    I assume we'll be looking at maybe $699 when this hits the U.S. Not bad, though the screen resolution and lack of removable battery do disappoint. 1366 x 768 is OK for an 11.6" screen or smaller, but I'd like to see a little better for a 13" class screen.
  • Another ChromeBook worshipper at ZDNet

    If you like the idea of an affordable SSD-powered device that is actually useful, then a Chromebook is decidedly *not* an option.
  • Why waste time....

    Just get the real deal a 2013 13" MacBook Air with Intel Haswell and SSD.

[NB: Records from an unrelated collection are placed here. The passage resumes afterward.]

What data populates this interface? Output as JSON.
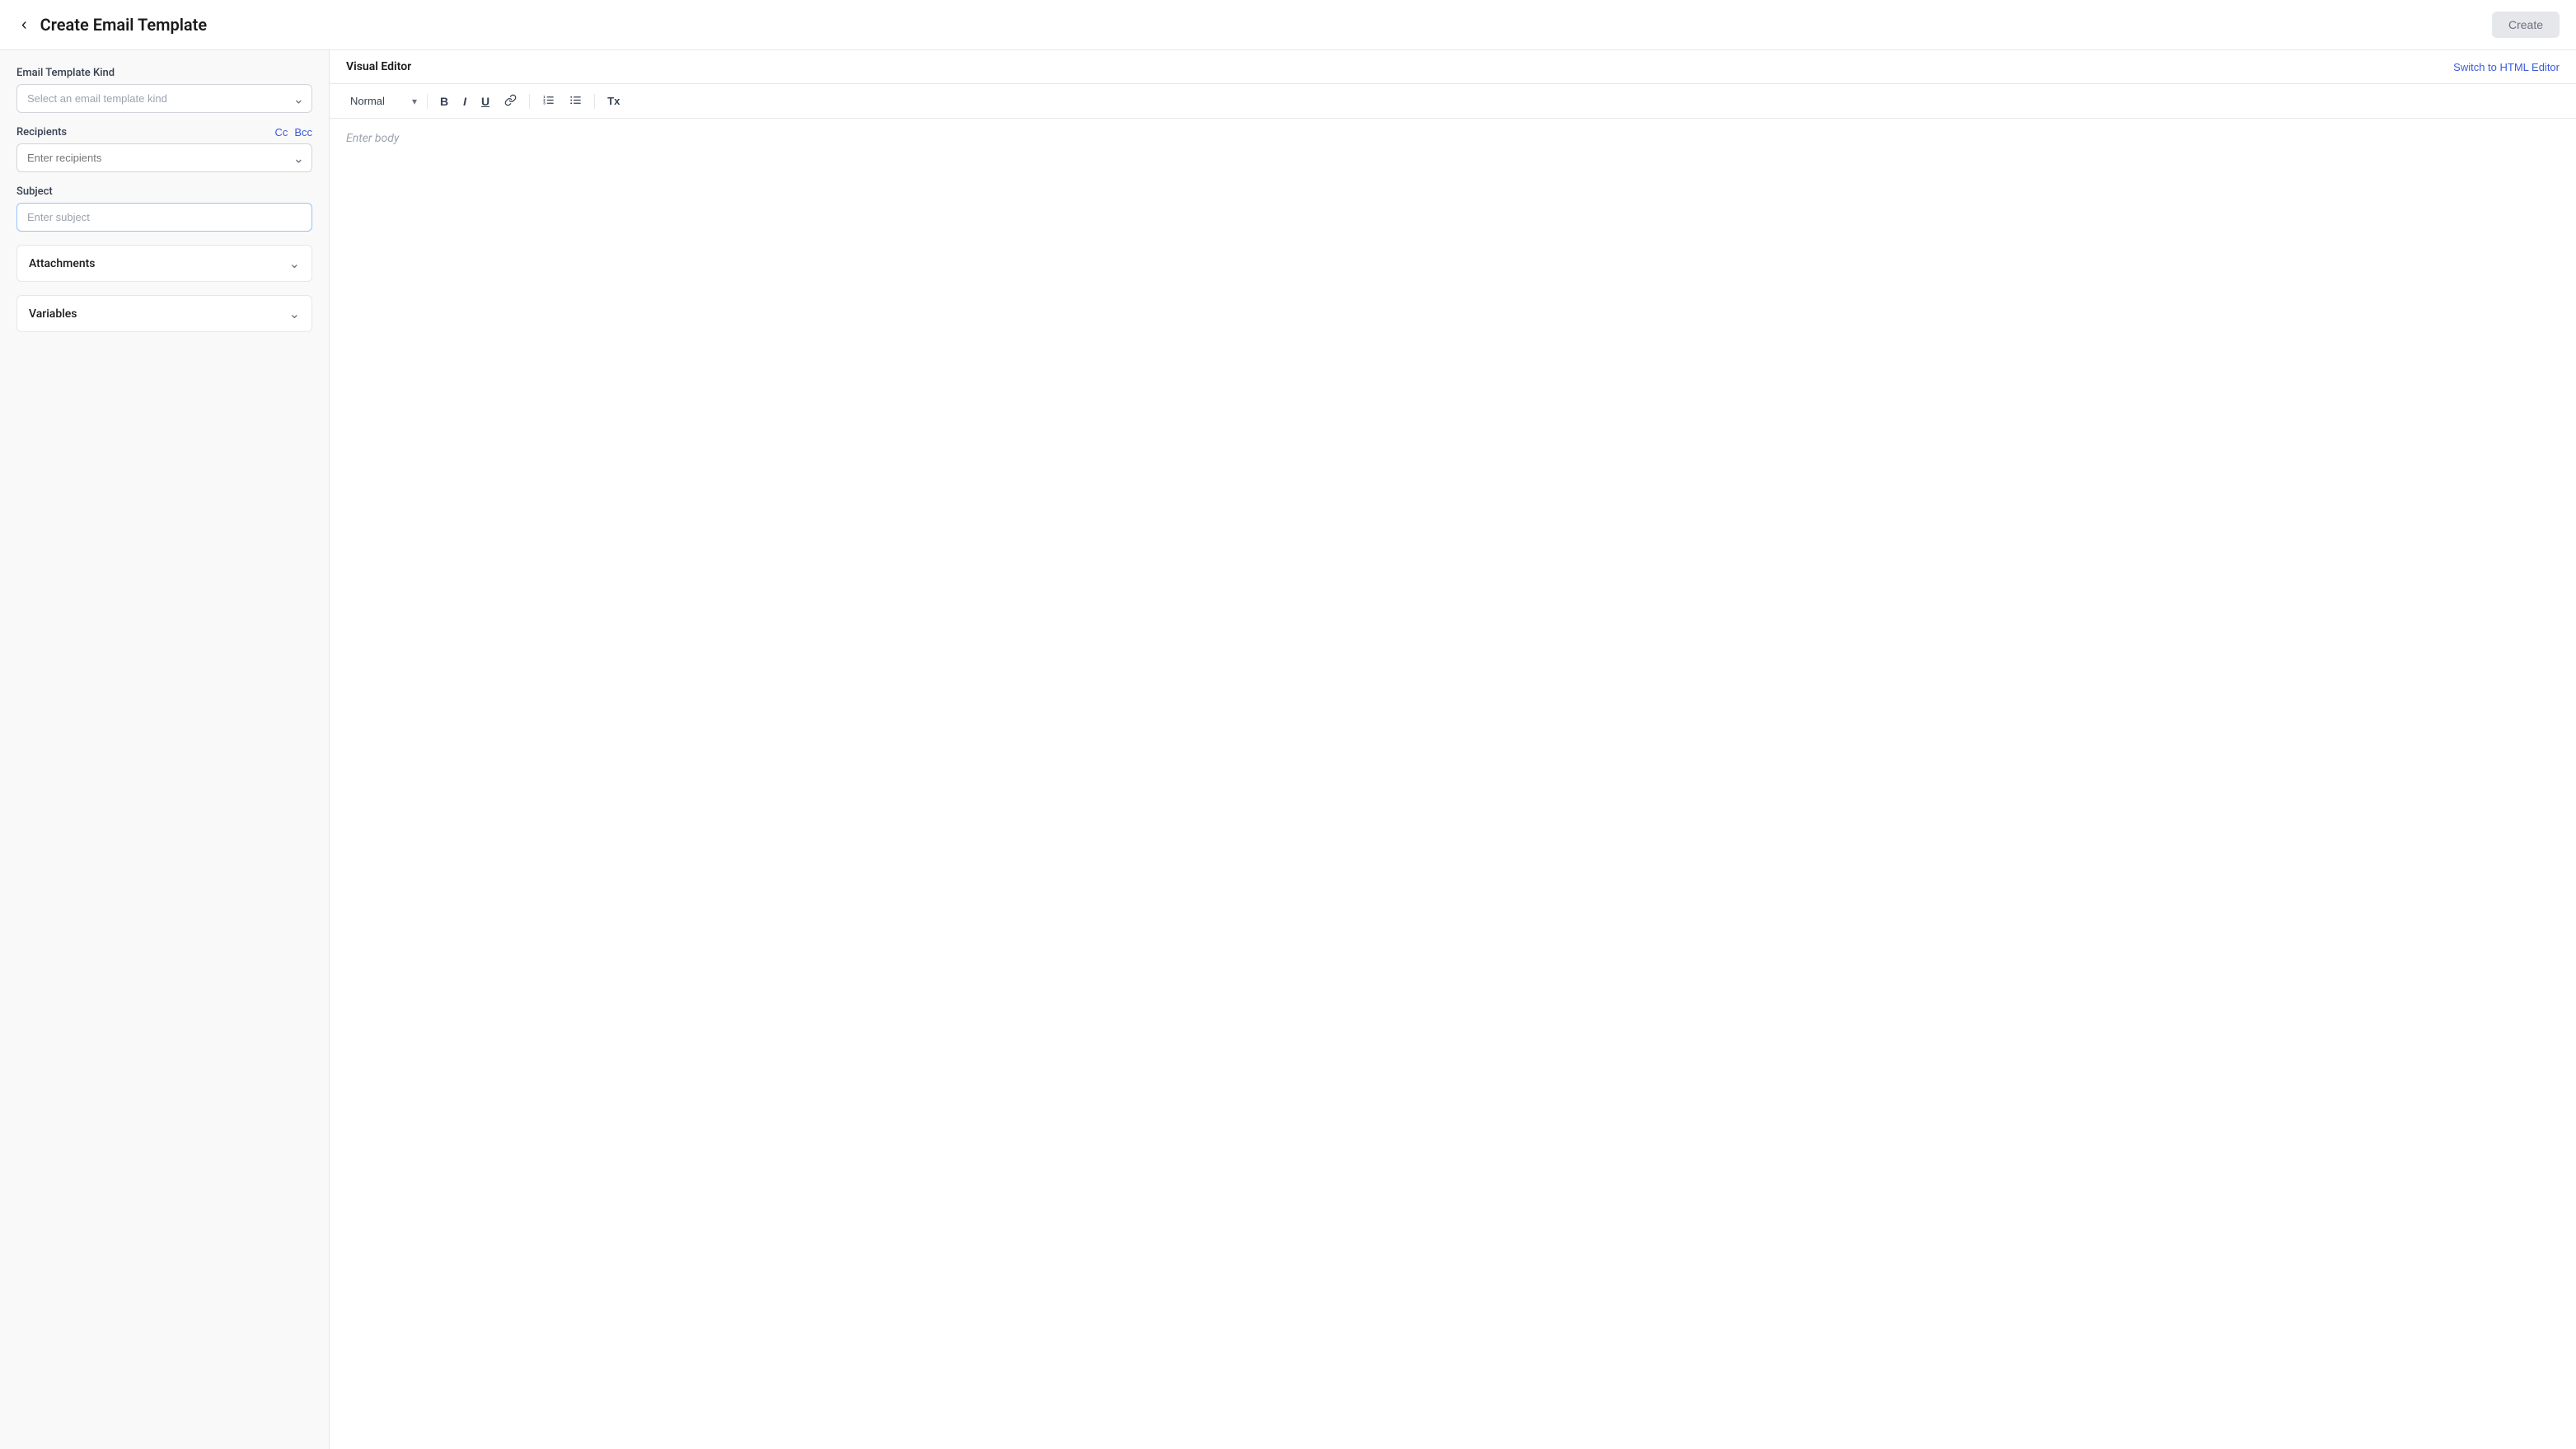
{
  "header": {
    "title": "Create Email Template",
    "back_label": "‹",
    "create_label": "Create"
  },
  "left_panel": {
    "email_template_kind": {
      "label": "Email Template Kind",
      "placeholder": "Select an email template kind"
    },
    "recipients": {
      "label": "Recipients",
      "placeholder": "Enter recipients",
      "cc_label": "Cc",
      "bcc_label": "Bcc"
    },
    "subject": {
      "label": "Subject",
      "placeholder": "Enter subject"
    },
    "attachments": {
      "label": "Attachments"
    },
    "variables": {
      "label": "Variables"
    }
  },
  "right_panel": {
    "editor_title": "Visual Editor",
    "switch_label": "Switch to HTML Editor",
    "toolbar": {
      "format_default": "Normal",
      "bold_label": "B",
      "italic_label": "I",
      "underline_label": "U",
      "link_label": "🔗",
      "ordered_list_label": "≡",
      "unordered_list_label": "≡",
      "clear_label": "Tx"
    },
    "body_placeholder": "Enter body"
  }
}
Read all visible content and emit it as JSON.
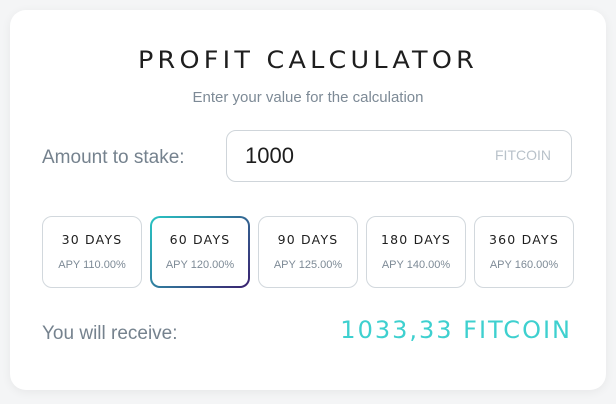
{
  "colors": {
    "accent": "#3ed0cf",
    "selected_border_start": "#28c6c4",
    "selected_border_end": "#3a1f6e"
  },
  "header": {
    "title": "PROFIT CALCULATOR",
    "subtitle": "Enter your value for the calculation"
  },
  "stake": {
    "label": "Amount to stake:",
    "value": "1000",
    "unit": "FITCOIN"
  },
  "periods": [
    {
      "days": "30 DAYS",
      "apy": "APY 110.00%",
      "selected": false
    },
    {
      "days": "60 DAYS",
      "apy": "APY 120.00%",
      "selected": true
    },
    {
      "days": "90 DAYS",
      "apy": "APY 125.00%",
      "selected": false
    },
    {
      "days": "180 DAYS",
      "apy": "APY 140.00%",
      "selected": false
    },
    {
      "days": "360 DAYS",
      "apy": "APY 160.00%",
      "selected": false
    }
  ],
  "result": {
    "label": "You will receive:",
    "value": "1033,33 FITCOIN"
  }
}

    If you must run Windows there is Parallels or Boot Camp.
    • Because...

      The lowest end MBA is £849.00 vs £499.00 for this ultrabook? And other than CPU speed - these are the same specs as the lowest end MBA.
      The Werewolf!
    • Oh.. and the 13" model costs £949.00

      Basically double the price. Not everyone can afford that.
      The Werewolf!
      • Re: MacBook Air cost....

        What is often overlooked is a MacBook Air will outlast any other products many times over.

        In short you get what you pay for.
        • Nice try iSheep

          The hardware is no different on your overpriced iJunk than it is on the average Windows ultrabook. Difference? Sheep just pay more.
          • Re: The hardware is no different....

            The point I am making is given the build quality MacBook Air it will outlast a plastic clad chassis.

            No iSheep about that just fact.
          • Build Quality

            But for a similar price to the MBA you can get a Sony Vaio, i5 or i7, SSD that is extremely well built and extremely light, played with one on the weekend. That already has Windows too so you don't have to mess about with the Apple stuff ... which is always a bonus for a small business.
    • MacBook Air does not have a touch screen.

      If I wanted to spend that kind of money, I would buy the Chromebook pixel. Yes, it's a Chromebook, but it has a touch screen. And I keep hearing that you can turn a developer switch on and use a fully functional Linux distro on it.
      Richard Estes
  • LOL!

    At 1,366-by-768 resolution, this falls into category of "prahistoric" machines, NO thanks!
  • Just go to the Chromebook pixel and install Linux Mint Cinnamon or KDE

    Ta Da!

    Or go with the Asus Zdnbook, a fantastic computer for $499.
    • Pricewatch link.
  • "unnamed processor?"

    Dude, ctrl+r, type dxdiag.exe, and it will tell you exactly what's in there. Give the name of the processor along with its clock speed before giving conjecture about what's in it.
    Jacob VanWagoner
    • Hard to put weight in an article

      that overlooks the RAM. Win64 implies it has more than 4GB but who knows.
      • Actually

        since there is no version of Win8 64 bit with connected standby right now, I have to doubt that spec as well.